__Problem to solve__: How many lines below include the word "title"? State that number and nothing else.

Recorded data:

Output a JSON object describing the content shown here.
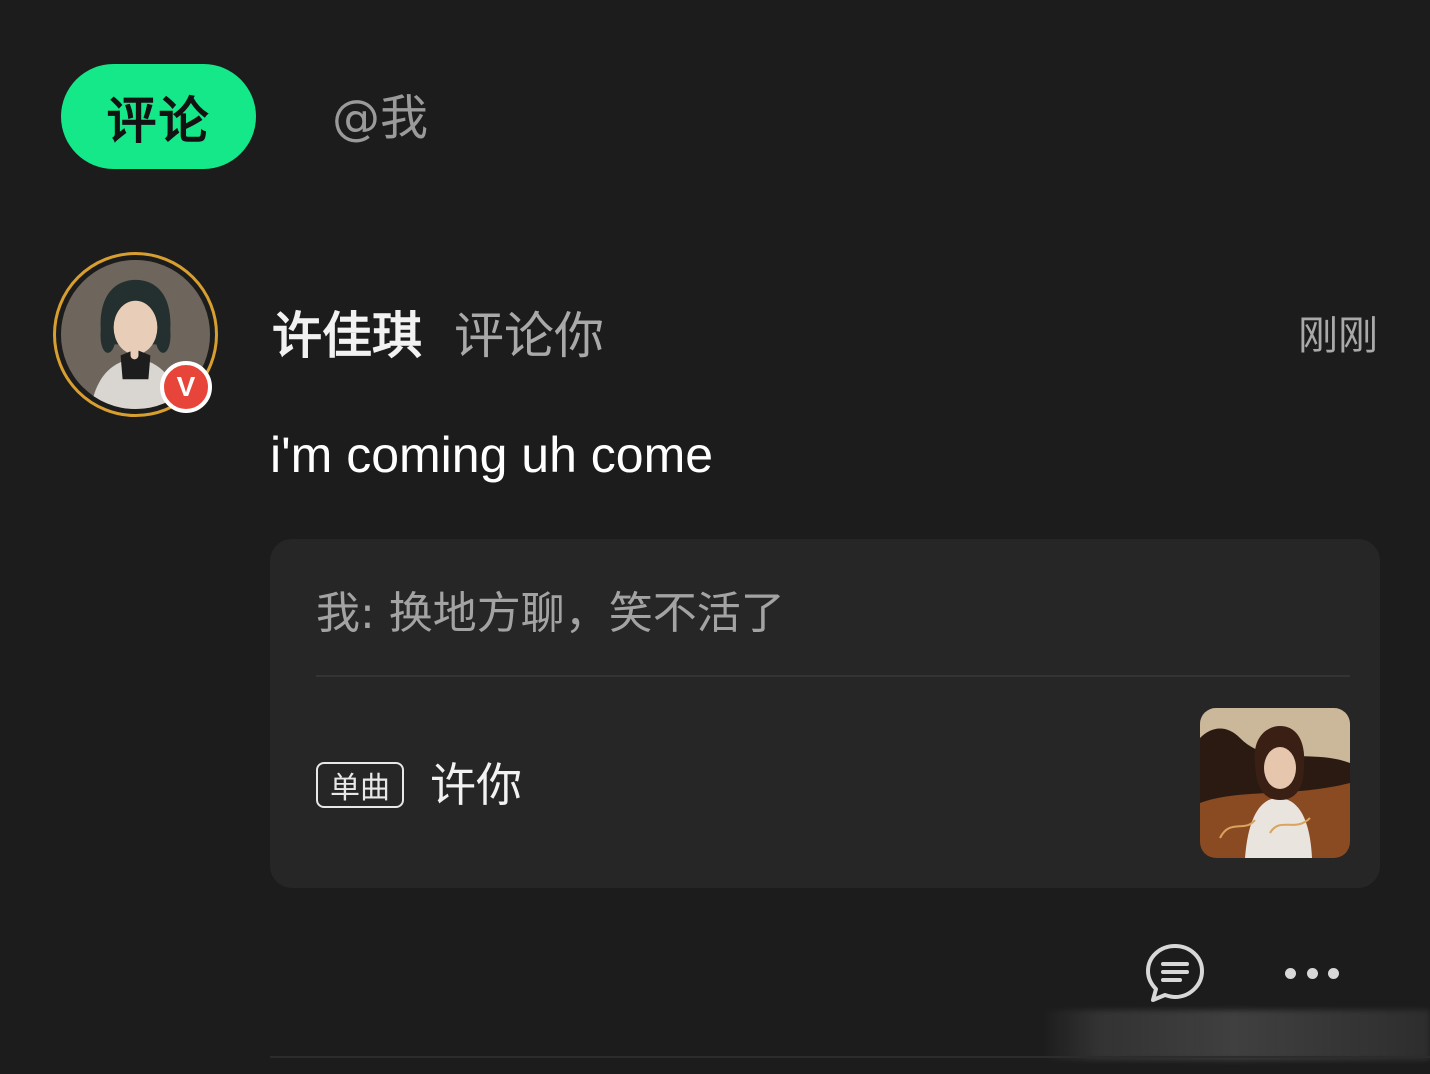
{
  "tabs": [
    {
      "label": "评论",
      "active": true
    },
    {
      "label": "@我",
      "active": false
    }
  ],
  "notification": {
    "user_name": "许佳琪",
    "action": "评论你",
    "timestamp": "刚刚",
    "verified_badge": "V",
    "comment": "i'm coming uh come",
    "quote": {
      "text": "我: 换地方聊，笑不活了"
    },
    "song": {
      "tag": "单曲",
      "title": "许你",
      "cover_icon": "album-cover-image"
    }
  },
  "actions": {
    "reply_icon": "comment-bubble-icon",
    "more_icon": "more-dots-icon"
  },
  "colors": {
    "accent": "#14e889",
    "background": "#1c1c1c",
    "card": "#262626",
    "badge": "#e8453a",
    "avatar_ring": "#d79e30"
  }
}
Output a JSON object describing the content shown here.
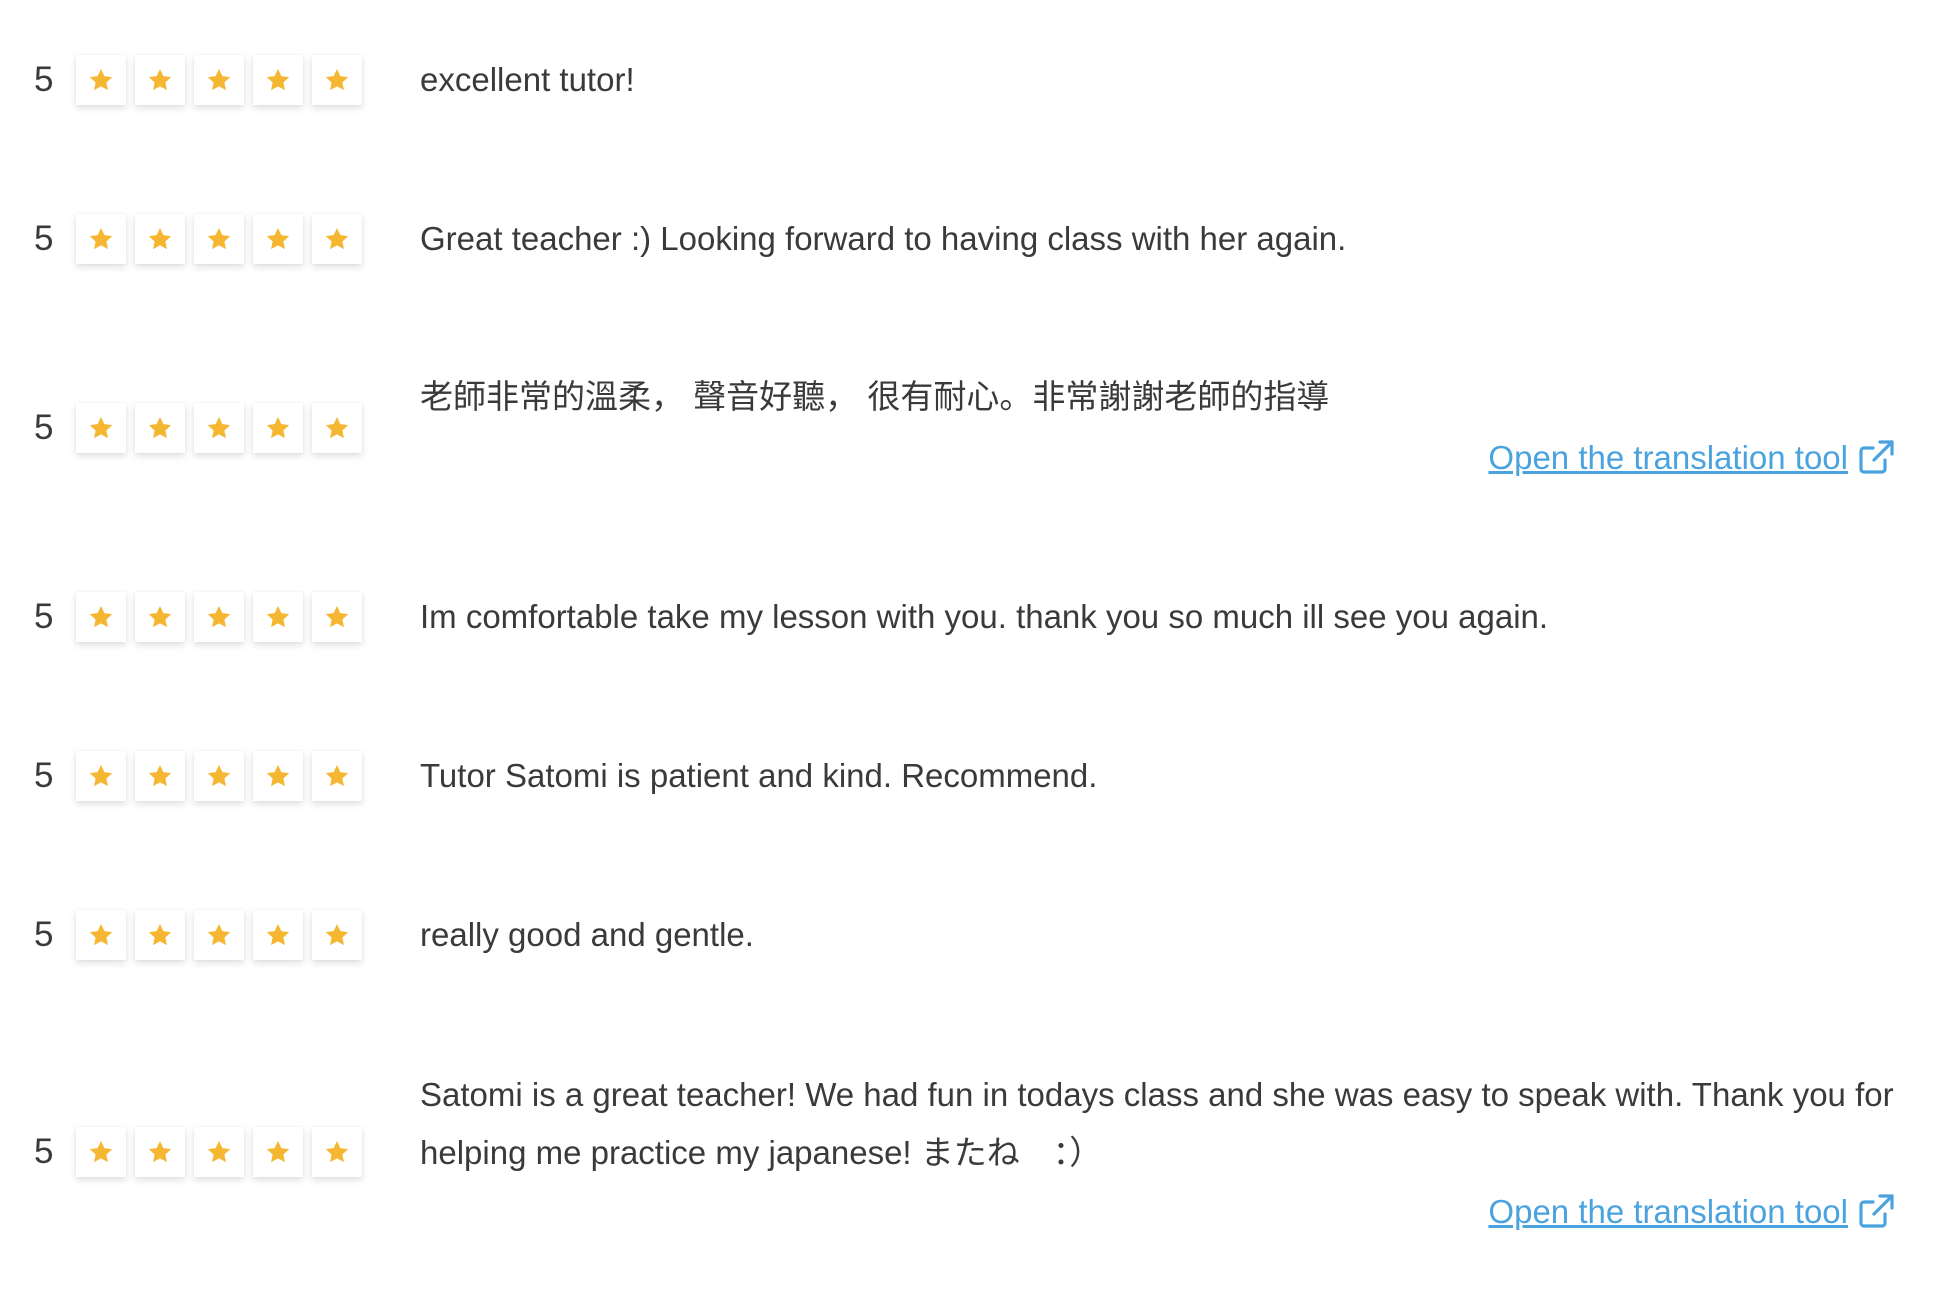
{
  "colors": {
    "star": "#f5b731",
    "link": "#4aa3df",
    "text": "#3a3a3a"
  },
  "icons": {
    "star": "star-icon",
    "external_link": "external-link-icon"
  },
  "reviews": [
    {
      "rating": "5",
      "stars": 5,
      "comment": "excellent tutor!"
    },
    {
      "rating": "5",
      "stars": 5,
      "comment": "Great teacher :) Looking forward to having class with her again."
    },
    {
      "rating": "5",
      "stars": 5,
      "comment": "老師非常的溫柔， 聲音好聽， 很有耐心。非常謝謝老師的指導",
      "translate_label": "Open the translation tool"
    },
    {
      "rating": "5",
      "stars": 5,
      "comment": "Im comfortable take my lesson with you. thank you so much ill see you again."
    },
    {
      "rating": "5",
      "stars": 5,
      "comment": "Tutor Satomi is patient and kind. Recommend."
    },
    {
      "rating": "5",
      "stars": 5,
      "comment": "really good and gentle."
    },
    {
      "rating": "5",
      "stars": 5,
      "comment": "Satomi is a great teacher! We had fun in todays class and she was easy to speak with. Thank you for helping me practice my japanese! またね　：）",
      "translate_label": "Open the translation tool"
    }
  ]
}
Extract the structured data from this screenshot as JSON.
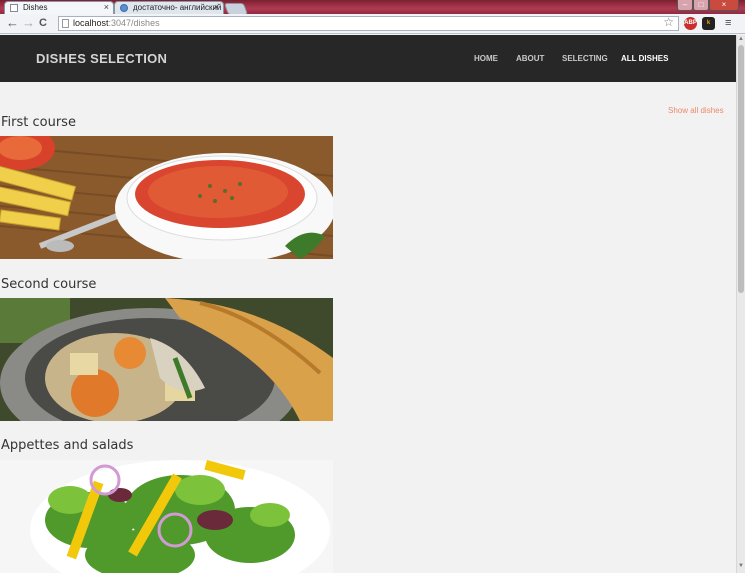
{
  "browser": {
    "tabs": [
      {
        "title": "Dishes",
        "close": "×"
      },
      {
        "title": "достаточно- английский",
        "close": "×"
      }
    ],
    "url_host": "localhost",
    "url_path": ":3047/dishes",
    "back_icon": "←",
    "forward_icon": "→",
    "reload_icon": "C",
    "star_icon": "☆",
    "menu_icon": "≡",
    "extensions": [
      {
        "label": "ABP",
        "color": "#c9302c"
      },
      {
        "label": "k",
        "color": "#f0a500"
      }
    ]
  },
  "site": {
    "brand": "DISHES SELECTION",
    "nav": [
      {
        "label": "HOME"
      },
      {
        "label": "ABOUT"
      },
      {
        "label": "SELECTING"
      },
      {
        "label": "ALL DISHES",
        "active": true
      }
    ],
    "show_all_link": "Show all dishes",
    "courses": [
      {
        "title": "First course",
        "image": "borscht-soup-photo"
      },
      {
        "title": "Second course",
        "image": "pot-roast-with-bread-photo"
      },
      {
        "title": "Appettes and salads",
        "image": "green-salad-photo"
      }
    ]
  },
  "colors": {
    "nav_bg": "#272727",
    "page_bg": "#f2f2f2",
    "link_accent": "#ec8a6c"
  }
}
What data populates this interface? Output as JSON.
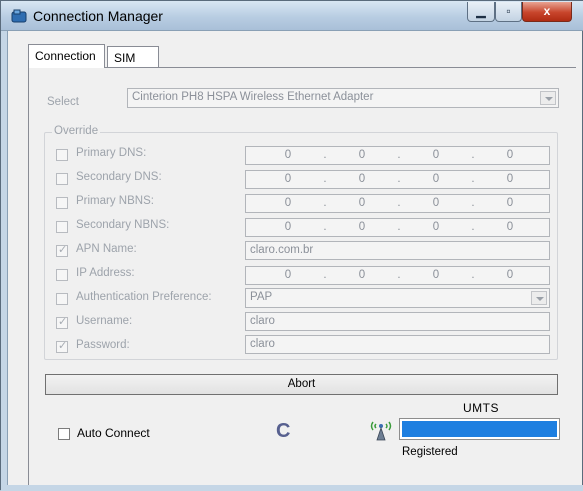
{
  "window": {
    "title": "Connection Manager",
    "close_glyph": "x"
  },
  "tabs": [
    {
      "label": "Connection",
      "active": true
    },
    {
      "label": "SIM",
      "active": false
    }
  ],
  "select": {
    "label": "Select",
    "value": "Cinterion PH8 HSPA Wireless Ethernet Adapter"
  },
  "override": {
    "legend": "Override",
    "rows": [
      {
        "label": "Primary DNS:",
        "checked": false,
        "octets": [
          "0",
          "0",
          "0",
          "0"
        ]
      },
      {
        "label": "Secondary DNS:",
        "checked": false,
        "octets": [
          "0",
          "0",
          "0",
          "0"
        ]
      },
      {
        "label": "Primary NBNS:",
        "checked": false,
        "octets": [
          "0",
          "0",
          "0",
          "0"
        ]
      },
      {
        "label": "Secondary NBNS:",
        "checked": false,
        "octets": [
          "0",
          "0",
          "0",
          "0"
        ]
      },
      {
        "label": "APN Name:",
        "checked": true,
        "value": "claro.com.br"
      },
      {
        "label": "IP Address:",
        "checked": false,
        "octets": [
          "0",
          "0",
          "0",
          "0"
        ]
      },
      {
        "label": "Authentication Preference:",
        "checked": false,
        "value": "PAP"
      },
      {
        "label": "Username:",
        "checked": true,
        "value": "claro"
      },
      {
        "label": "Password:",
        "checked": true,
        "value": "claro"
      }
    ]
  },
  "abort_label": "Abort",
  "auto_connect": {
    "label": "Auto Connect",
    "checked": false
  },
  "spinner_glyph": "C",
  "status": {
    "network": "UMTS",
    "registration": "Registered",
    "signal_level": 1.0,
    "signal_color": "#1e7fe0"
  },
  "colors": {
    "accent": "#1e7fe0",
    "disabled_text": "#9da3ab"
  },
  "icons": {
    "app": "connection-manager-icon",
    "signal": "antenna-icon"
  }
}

__Result of the exercise__: 7